• **GOAL OF THE EXERCISE**
Count the lines in the entries that contain "meaning". Say the number and nothing more.

Website and app data records
● ● ● ● ●
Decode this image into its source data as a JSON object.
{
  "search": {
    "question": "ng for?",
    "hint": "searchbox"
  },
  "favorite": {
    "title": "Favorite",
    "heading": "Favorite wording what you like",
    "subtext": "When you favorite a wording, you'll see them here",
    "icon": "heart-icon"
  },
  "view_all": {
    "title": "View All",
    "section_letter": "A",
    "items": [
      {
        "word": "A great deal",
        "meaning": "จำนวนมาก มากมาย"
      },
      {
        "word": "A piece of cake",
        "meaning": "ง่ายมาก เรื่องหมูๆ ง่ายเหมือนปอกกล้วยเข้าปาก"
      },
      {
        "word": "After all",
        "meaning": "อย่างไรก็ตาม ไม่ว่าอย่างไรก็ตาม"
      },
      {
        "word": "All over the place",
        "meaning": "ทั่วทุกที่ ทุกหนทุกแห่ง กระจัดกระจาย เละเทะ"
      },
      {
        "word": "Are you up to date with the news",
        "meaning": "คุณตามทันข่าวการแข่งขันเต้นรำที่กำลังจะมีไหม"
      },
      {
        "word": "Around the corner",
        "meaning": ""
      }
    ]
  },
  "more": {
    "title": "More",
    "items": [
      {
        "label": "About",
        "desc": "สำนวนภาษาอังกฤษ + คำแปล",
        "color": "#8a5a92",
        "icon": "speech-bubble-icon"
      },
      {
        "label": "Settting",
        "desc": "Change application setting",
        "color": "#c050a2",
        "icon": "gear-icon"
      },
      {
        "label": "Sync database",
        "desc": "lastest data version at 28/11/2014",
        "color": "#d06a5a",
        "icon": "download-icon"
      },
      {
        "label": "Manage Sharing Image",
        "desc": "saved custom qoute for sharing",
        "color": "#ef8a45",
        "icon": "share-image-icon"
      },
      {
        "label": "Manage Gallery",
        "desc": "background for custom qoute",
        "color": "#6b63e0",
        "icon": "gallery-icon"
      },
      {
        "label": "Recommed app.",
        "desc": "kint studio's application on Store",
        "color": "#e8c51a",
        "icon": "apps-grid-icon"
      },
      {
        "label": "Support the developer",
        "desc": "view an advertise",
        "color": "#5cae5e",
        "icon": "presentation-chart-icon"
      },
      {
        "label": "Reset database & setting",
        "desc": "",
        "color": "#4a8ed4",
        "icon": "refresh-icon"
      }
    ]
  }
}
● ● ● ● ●
• **SOLVED EXERCISE**
6